◆ **The problem**
Return, from the data below, each line that contains the word "Лимит".

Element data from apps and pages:
┌──

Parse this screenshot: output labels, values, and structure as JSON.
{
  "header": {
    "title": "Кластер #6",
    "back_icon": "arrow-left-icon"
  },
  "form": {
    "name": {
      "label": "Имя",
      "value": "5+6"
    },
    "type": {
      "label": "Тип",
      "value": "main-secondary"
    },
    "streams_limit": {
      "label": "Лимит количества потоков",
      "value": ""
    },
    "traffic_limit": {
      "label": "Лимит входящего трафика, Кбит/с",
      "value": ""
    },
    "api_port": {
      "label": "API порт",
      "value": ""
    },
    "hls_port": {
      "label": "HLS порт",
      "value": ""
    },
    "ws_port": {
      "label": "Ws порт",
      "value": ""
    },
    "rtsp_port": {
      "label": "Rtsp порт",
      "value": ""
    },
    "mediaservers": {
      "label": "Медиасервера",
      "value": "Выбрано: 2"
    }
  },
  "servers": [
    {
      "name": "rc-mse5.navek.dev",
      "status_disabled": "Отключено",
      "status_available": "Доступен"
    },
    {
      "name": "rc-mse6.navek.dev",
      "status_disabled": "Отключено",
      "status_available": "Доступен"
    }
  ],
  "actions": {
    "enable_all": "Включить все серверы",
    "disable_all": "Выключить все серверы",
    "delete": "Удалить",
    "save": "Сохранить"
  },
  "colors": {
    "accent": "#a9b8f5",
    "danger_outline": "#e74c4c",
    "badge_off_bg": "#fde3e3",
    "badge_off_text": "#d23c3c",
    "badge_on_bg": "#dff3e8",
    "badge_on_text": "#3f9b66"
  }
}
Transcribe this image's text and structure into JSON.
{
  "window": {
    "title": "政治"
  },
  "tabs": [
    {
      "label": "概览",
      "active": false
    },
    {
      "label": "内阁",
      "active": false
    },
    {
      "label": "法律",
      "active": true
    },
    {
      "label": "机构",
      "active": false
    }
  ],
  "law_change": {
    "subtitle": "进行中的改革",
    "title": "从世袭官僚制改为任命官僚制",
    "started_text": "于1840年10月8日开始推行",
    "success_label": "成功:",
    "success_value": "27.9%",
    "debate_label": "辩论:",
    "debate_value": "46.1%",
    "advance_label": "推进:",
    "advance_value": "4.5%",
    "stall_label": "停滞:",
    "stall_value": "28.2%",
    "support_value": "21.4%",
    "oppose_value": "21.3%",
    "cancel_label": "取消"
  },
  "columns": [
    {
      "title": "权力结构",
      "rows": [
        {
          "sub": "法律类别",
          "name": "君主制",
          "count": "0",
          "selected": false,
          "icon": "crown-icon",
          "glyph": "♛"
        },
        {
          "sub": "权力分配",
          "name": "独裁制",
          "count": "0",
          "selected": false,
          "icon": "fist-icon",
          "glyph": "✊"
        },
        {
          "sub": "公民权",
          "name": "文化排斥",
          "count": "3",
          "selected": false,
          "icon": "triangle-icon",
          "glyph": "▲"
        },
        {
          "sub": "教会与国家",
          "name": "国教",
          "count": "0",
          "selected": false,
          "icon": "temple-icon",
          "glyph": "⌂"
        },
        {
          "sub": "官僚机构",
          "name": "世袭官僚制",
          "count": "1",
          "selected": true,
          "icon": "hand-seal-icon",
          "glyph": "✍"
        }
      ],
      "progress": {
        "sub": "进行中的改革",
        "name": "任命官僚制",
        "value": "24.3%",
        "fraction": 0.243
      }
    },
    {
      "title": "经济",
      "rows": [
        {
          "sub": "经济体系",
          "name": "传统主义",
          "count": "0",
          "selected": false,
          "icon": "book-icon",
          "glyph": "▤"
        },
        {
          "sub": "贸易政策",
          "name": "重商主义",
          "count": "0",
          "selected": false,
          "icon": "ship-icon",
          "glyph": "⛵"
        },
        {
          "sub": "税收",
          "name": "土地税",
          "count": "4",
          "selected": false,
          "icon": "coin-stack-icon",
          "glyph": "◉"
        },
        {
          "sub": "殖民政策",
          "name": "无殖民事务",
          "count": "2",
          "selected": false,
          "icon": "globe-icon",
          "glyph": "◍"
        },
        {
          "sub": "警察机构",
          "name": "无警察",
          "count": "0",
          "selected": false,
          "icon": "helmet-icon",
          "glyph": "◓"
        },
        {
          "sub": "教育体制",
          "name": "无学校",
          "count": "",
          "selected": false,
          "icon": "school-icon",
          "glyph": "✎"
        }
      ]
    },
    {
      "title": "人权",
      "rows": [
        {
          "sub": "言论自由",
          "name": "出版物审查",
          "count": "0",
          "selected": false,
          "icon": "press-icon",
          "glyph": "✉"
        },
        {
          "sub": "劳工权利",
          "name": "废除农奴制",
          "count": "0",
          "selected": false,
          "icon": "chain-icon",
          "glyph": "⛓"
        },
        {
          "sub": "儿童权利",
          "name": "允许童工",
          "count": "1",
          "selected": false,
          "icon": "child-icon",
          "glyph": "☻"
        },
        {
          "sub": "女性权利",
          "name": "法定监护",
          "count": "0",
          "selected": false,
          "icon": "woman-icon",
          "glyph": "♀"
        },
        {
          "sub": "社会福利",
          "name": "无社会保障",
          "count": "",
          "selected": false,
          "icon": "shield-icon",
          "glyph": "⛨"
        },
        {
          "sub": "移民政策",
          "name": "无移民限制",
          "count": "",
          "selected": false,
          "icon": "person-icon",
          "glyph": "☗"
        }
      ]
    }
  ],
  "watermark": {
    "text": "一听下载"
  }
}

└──

◆ **Completed exercise**
      "label": "Лимит количества потоков",
      "label": "Лимит входящего трафика, Кбит/с",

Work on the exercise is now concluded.